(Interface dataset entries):
________________________

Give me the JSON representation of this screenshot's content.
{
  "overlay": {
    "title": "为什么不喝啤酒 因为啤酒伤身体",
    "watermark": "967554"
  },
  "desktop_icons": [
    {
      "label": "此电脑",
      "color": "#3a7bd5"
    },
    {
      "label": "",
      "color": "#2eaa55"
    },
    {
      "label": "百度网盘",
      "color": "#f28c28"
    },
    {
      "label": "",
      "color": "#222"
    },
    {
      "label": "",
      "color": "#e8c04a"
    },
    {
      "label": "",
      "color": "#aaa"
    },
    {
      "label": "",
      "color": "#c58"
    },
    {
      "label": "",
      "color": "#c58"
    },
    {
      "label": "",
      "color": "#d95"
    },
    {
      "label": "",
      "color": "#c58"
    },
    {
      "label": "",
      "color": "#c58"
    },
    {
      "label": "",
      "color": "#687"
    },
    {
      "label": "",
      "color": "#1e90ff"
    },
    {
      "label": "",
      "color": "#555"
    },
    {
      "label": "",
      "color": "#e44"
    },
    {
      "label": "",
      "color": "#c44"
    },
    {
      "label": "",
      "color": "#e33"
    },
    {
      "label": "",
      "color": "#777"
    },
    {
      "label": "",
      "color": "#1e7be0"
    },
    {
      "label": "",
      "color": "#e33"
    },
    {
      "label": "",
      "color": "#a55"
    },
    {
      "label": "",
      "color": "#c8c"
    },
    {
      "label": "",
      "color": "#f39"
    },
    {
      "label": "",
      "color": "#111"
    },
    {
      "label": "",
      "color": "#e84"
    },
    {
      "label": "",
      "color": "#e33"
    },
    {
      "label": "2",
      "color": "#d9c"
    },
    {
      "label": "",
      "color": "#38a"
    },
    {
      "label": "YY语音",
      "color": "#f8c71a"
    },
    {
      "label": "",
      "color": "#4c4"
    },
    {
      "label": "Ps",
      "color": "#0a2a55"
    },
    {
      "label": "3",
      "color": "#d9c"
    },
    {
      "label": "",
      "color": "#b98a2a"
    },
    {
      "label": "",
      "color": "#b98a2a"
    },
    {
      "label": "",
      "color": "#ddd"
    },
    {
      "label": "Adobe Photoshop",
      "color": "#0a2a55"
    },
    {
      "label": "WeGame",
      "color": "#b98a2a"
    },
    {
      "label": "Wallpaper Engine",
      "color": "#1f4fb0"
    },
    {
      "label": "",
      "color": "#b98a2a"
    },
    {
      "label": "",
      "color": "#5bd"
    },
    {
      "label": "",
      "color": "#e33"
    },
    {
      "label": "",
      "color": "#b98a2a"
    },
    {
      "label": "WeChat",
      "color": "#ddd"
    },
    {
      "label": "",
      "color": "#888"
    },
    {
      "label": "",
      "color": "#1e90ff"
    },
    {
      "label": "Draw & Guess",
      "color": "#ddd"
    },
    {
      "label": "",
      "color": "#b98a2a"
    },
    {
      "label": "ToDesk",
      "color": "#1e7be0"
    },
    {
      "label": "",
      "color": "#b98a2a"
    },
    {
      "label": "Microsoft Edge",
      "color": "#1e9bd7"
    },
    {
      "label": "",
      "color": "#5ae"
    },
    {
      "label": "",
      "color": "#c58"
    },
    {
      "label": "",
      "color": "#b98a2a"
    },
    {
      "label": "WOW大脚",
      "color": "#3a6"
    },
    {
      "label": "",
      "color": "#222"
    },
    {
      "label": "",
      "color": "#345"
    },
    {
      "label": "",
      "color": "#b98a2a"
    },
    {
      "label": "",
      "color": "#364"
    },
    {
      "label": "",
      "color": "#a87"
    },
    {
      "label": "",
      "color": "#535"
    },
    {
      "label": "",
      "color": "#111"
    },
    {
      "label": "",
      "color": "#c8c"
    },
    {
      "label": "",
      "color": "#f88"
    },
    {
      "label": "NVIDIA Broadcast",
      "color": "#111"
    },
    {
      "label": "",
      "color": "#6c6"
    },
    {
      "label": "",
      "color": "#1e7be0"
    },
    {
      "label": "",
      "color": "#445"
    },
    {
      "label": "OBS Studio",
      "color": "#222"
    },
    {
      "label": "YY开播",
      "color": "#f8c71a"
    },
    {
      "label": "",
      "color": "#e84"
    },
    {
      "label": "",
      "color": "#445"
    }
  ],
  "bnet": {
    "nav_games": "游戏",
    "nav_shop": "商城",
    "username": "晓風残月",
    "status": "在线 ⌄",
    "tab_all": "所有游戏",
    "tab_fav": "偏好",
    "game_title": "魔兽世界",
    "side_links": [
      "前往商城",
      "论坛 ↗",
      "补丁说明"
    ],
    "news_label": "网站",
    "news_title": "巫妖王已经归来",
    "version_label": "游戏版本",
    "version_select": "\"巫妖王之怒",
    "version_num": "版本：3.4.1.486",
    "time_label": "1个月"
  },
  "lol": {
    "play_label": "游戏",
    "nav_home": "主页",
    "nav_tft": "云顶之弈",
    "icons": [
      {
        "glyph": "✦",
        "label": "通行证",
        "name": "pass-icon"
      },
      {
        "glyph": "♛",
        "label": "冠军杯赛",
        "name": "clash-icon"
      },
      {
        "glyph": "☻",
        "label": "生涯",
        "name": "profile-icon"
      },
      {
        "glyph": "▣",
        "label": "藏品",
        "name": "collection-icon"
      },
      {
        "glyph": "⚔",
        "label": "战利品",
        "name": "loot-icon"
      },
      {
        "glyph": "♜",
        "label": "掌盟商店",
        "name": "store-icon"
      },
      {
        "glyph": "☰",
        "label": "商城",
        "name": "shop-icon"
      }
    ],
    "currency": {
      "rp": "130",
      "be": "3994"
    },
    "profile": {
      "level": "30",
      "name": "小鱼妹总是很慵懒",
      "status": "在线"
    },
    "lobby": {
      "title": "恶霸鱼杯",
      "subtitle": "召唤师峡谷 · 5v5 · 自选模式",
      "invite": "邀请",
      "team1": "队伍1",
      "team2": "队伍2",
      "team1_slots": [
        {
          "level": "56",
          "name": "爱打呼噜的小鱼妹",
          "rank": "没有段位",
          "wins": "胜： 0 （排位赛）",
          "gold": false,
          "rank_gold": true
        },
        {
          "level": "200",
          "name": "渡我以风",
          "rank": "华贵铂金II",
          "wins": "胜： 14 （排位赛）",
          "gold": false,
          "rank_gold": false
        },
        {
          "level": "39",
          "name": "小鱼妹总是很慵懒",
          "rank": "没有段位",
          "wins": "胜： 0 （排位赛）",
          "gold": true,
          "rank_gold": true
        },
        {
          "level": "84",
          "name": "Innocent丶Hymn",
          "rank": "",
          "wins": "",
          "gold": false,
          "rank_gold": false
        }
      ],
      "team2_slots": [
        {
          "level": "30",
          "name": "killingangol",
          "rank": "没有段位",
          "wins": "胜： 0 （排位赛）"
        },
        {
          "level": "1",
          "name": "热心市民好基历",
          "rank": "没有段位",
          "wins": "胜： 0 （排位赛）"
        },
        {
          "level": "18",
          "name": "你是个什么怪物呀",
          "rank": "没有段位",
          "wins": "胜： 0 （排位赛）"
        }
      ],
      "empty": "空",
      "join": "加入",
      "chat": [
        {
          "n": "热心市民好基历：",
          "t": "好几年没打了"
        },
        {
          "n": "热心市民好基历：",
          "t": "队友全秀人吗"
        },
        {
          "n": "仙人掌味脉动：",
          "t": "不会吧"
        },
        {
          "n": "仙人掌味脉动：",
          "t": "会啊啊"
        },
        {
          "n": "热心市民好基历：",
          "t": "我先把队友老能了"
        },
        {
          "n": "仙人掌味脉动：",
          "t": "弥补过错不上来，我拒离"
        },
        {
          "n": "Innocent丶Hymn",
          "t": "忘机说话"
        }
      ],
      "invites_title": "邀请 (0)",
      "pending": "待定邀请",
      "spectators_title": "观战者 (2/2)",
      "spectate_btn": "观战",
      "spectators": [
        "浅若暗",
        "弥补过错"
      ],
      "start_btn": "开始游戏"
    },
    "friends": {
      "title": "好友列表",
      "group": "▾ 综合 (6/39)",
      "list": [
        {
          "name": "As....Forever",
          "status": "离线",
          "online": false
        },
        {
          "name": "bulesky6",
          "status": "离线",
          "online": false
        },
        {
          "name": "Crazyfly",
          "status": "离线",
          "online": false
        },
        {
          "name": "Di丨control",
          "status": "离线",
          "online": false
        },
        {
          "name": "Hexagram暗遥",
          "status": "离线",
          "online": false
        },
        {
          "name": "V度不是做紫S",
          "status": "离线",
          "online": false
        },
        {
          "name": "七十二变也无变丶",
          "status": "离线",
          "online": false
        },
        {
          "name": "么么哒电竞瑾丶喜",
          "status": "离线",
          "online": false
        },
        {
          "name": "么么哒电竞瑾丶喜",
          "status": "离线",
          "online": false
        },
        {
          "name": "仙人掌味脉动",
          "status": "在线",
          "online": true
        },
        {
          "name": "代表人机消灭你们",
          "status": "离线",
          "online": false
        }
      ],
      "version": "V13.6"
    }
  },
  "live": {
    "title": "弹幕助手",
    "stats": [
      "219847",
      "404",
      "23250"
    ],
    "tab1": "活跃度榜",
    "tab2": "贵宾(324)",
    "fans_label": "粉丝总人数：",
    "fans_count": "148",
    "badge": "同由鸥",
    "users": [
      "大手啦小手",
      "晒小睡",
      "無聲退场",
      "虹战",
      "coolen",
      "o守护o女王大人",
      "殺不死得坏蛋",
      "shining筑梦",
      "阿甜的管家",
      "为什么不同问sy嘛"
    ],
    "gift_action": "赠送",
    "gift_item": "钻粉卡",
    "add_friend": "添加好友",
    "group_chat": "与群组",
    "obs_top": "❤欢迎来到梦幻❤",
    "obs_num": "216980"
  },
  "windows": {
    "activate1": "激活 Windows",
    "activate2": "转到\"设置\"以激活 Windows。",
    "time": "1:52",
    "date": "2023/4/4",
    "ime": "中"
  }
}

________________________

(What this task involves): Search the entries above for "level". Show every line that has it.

(Solution below):
      "level": "30",
          "level": "56",
          "level": "200",
          "level": "39",
          "level": "84",
          "level": "30",
          "level": "1",
          "level": "18",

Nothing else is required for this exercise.